__Assignment__: All pictures are to be dropped, and everything else in the data duplicated exactly.

__Entries supplied__:
################

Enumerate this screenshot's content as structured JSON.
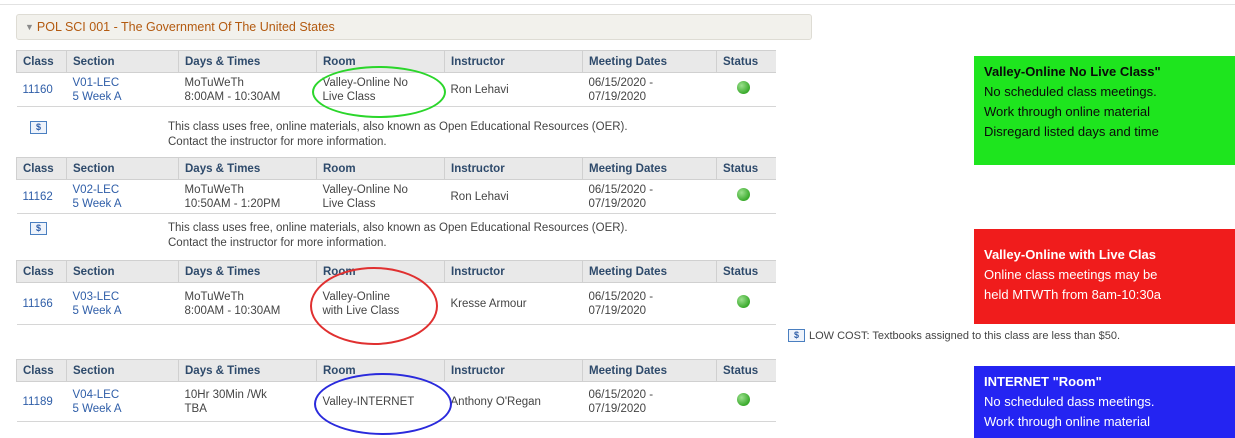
{
  "course": {
    "title": "POL SCI 001 - The Government Of The United States",
    "toggle_glyph": "▼"
  },
  "columns": [
    "Class",
    "Section",
    "Days & Times",
    "Room",
    "Instructor",
    "Meeting Dates",
    "Status"
  ],
  "sections": [
    {
      "class_nbr": "11160",
      "section_1": "V01-LEC",
      "section_2": "5 Week A",
      "days_1": "MoTuWeTh",
      "days_2": "8:00AM - 10:30AM",
      "room_1": "Valley-Online No",
      "room_2": "Live Class",
      "instructor": "Ron Lehavi",
      "dates_1": "06/15/2020 -",
      "dates_2": "07/19/2020",
      "status": "open",
      "note_1": "This class uses free, online materials, also known as Open Educational Resources (OER).",
      "note_2": "Contact the instructor for more information."
    },
    {
      "class_nbr": "11162",
      "section_1": "V02-LEC",
      "section_2": "5 Week A",
      "days_1": "MoTuWeTh",
      "days_2": "10:50AM - 1:20PM",
      "room_1": "Valley-Online No",
      "room_2": "Live Class",
      "instructor": "Ron Lehavi",
      "dates_1": "06/15/2020 -",
      "dates_2": "07/19/2020",
      "status": "open",
      "note_1": "This class uses free, online materials, also known as Open Educational Resources (OER).",
      "note_2": "Contact the instructor for more information."
    },
    {
      "class_nbr": "11166",
      "section_1": "V03-LEC",
      "section_2": "5 Week A",
      "days_1": "MoTuWeTh",
      "days_2": "8:00AM - 10:30AM",
      "room_1": "Valley-Online",
      "room_2": "with Live Class",
      "instructor": "Kresse Armour",
      "dates_1": "06/15/2020 -",
      "dates_2": "07/19/2020",
      "status": "open"
    },
    {
      "class_nbr": "11189",
      "section_1": "V04-LEC",
      "section_2": "5 Week A",
      "days_1": "10Hr 30Min /Wk",
      "days_2": "TBA",
      "room_1": "Valley-INTERNET",
      "room_2": "",
      "instructor": "Anthony O'Regan",
      "dates_1": "06/15/2020 -",
      "dates_2": "07/19/2020",
      "status": "open"
    }
  ],
  "oer_icon": "$",
  "low_cost": "LOW COST: Textbooks assigned to this class are less than $50.",
  "callouts": {
    "green": {
      "color": "#1ee51e",
      "title": "Valley-Online No Live Class\"",
      "line1": "No scheduled class meetings.",
      "line2": "Work through online material",
      "line3": "Disregard listed days and time"
    },
    "red": {
      "color": "#f01c1c",
      "title": "Valley-Online with Live Clas",
      "line1": "Online class meetings may be",
      "line2": "held MTWTh from 8am-10:30a"
    },
    "blue": {
      "color": "#2424f2",
      "title": "INTERNET \"Room\"",
      "line1": "No scheduled dass meetings.",
      "line2": "Work through online material"
    }
  },
  "highlight_colors": {
    "green": "#2bd62b",
    "red": "#e03030",
    "blue": "#2a2adc"
  }
}
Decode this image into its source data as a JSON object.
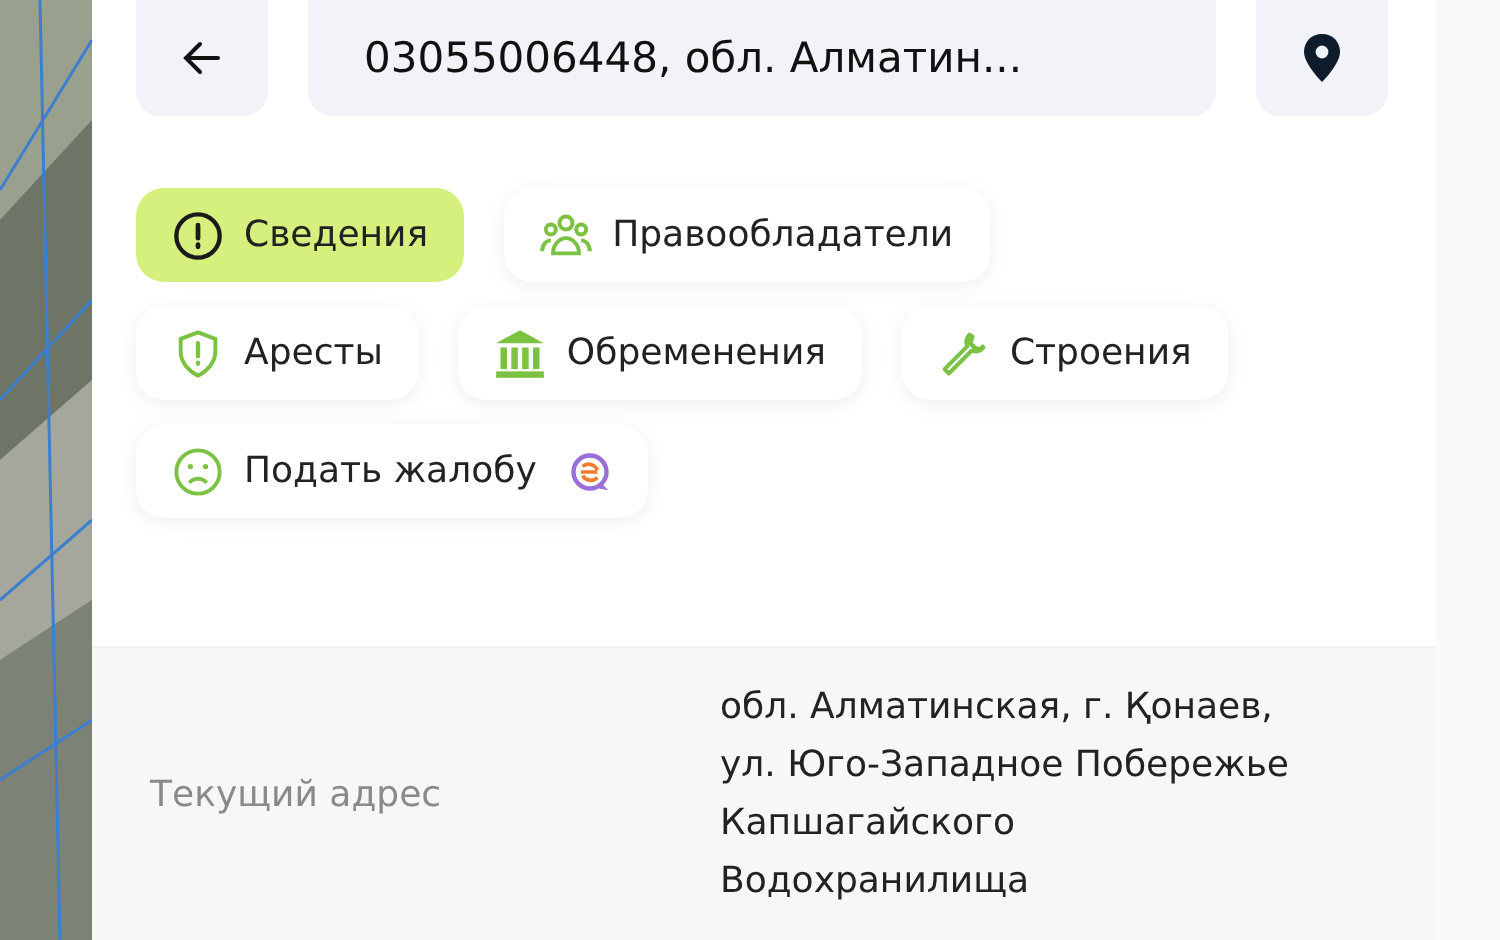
{
  "header": {
    "query": "03055006448, обл. Алматин..."
  },
  "tabs": [
    {
      "label": "Сведения",
      "kind": "info",
      "selected": true
    },
    {
      "label": "Правообладатели",
      "kind": "people",
      "selected": false
    },
    {
      "label": "Аресты",
      "kind": "shield",
      "selected": false
    },
    {
      "label": "Обременения",
      "kind": "bank",
      "selected": false
    },
    {
      "label": "Строения",
      "kind": "wrench",
      "selected": false
    },
    {
      "label": "Подать жалобу",
      "kind": "sad",
      "selected": false,
      "badge": true
    }
  ],
  "rows": [
    {
      "label": "Текущий адрес",
      "value": "обл. Алматинская, г. Қонаев, ул. Юго-Западное Побережье Капшагайского Водохранилища"
    }
  ]
}
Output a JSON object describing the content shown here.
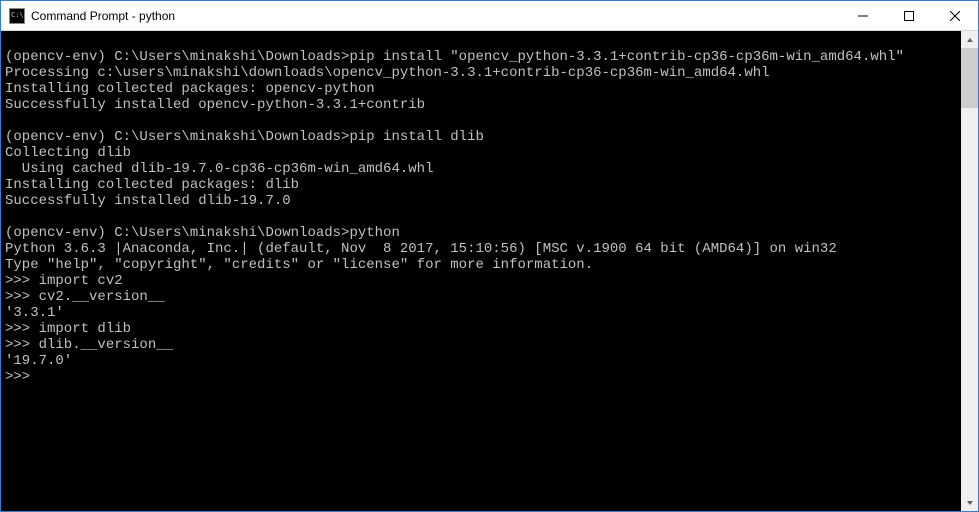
{
  "window": {
    "title": "Command Prompt - python"
  },
  "terminal": {
    "lines": [
      "",
      "(opencv-env) C:\\Users\\minakshi\\Downloads>pip install \"opencv_python-3.3.1+contrib-cp36-cp36m-win_amd64.whl\"",
      "Processing c:\\users\\minakshi\\downloads\\opencv_python-3.3.1+contrib-cp36-cp36m-win_amd64.whl",
      "Installing collected packages: opencv-python",
      "Successfully installed opencv-python-3.3.1+contrib",
      "",
      "(opencv-env) C:\\Users\\minakshi\\Downloads>pip install dlib",
      "Collecting dlib",
      "  Using cached dlib-19.7.0-cp36-cp36m-win_amd64.whl",
      "Installing collected packages: dlib",
      "Successfully installed dlib-19.7.0",
      "",
      "(opencv-env) C:\\Users\\minakshi\\Downloads>python",
      "Python 3.6.3 |Anaconda, Inc.| (default, Nov  8 2017, 15:10:56) [MSC v.1900 64 bit (AMD64)] on win32",
      "Type \"help\", \"copyright\", \"credits\" or \"license\" for more information.",
      ">>> import cv2",
      ">>> cv2.__version__",
      "'3.3.1'",
      ">>> import dlib",
      ">>> dlib.__version__",
      "'19.7.0'",
      ">>>"
    ]
  }
}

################

__Written response__:
Enumerate this screenshot's content as structured JSON.
{
  "course": {
    "title": "POL SCI 001 - The Government Of The United States",
    "toggle_glyph": "▼"
  },
  "columns": [
    "Class",
    "Section",
    "Days & Times",
    "Room",
    "Instructor",
    "Meeting Dates",
    "Status"
  ],
  "sections": [
    {
      "class_nbr": "11160",
      "section_1": "V01-LEC",
      "section_2": "5 Week A",
      "days_1": "MoTuWeTh",
      "days_2": "8:00AM - 10:30AM",
      "room_1": "Valley-Online No",
      "room_2": "Live Class",
      "instructor": "Ron Lehavi",
      "dates_1": "06/15/2020 -",
      "dates_2": "07/19/2020",
      "status": "open",
      "note_1": "This class uses free, online materials, also known as Open Educational Resources (OER).",
      "note_2": "Contact the instructor for more information."
    },
    {
      "class_nbr": "11162",
      "section_1": "V02-LEC",
      "section_2": "5 Week A",
      "days_1": "MoTuWeTh",
      "days_2": "10:50AM - 1:20PM",
      "room_1": "Valley-Online No",
      "room_2": "Live Class",
      "instructor": "Ron Lehavi",
      "dates_1": "06/15/2020 -",
      "dates_2": "07/19/2020",
      "status": "open",
      "note_1": "This class uses free, online materials, also known as Open Educational Resources (OER).",
      "note_2": "Contact the instructor for more information."
    },
    {
      "class_nbr": "11166",
      "section_1": "V03-LEC",
      "section_2": "5 Week A",
      "days_1": "MoTuWeTh",
      "days_2": "8:00AM - 10:30AM",
      "room_1": "Valley-Online",
      "room_2": "with Live Class",
      "instructor": "Kresse Armour",
      "dates_1": "06/15/2020 -",
      "dates_2": "07/19/2020",
      "status": "open"
    },
    {
      "class_nbr": "11189",
      "section_1": "V04-LEC",
      "section_2": "5 Week A",
      "days_1": "10Hr 30Min /Wk",
      "days_2": "TBA",
      "room_1": "Valley-INTERNET",
      "room_2": "",
      "instructor": "Anthony O'Regan",
      "dates_1": "06/15/2020 -",
      "dates_2": "07/19/2020",
      "status": "open"
    }
  ],
  "oer_icon": "$",
  "low_cost": "LOW COST: Textbooks assigned to this class are less than $50.",
  "callouts": {
    "green": {
      "color": "#1ee51e",
      "title": "Valley-Online No Live Class\"",
      "line1": "No scheduled class meetings.",
      "line2": "Work through online material",
      "line3": "Disregard listed days and time"
    },
    "red": {
      "color": "#f01c1c",
      "title": "Valley-Online with Live Clas",
      "line1": "Online class meetings may be",
      "line2": "held MTWTh from 8am-10:30a"
    },
    "blue": {
      "color": "#2424f2",
      "title": "INTERNET \"Room\"",
      "line1": "No scheduled dass meetings.",
      "line2": "Work through online material"
    }
  },
  "highlight_colors": {
    "green": "#2bd62b",
    "red": "#e03030",
    "blue": "#2a2adc"
  }
}
Decode this image into its source data as a JSON object.
{
  "header": {
    "query": "03055006448, обл. Алматин..."
  },
  "tabs": [
    {
      "label": "Сведения",
      "kind": "info",
      "selected": true
    },
    {
      "label": "Правообладатели",
      "kind": "people",
      "selected": false
    },
    {
      "label": "Аресты",
      "kind": "shield",
      "selected": false
    },
    {
      "label": "Обременения",
      "kind": "bank",
      "selected": false
    },
    {
      "label": "Строения",
      "kind": "wrench",
      "selected": false
    },
    {
      "label": "Подать жалобу",
      "kind": "sad",
      "selected": false,
      "badge": true
    }
  ],
  "rows": [
    {
      "label": "Текущий адрес",
      "value": "обл. Алматинская, г. Қонаев, ул. Юго-Западное Побережье Капшагайского Водохранилища"
    }
  ]
}
Output a JSON object describing the content shown here.
{
  "window": {
    "title": "Command Prompt - python"
  },
  "terminal": {
    "lines": [
      "",
      "(opencv-env) C:\\Users\\minakshi\\Downloads>pip install \"opencv_python-3.3.1+contrib-cp36-cp36m-win_amd64.whl\"",
      "Processing c:\\users\\minakshi\\downloads\\opencv_python-3.3.1+contrib-cp36-cp36m-win_amd64.whl",
      "Installing collected packages: opencv-python",
      "Successfully installed opencv-python-3.3.1+contrib",
      "",
      "(opencv-env) C:\\Users\\minakshi\\Downloads>pip install dlib",
      "Collecting dlib",
      "  Using cached dlib-19.7.0-cp36-cp36m-win_amd64.whl",
      "Installing collected packages: dlib",
      "Successfully installed dlib-19.7.0",
      "",
      "(opencv-env) C:\\Users\\minakshi\\Downloads>python",
      "Python 3.6.3 |Anaconda, Inc.| (default, Nov  8 2017, 15:10:56) [MSC v.1900 64 bit (AMD64)] on win32",
      "Type \"help\", \"copyright\", \"credits\" or \"license\" for more information.",
      ">>> import cv2",
      ">>> cv2.__version__",
      "'3.3.1'",
      ">>> import dlib",
      ">>> dlib.__version__",
      "'19.7.0'",
      ">>>"
    ]
  }
}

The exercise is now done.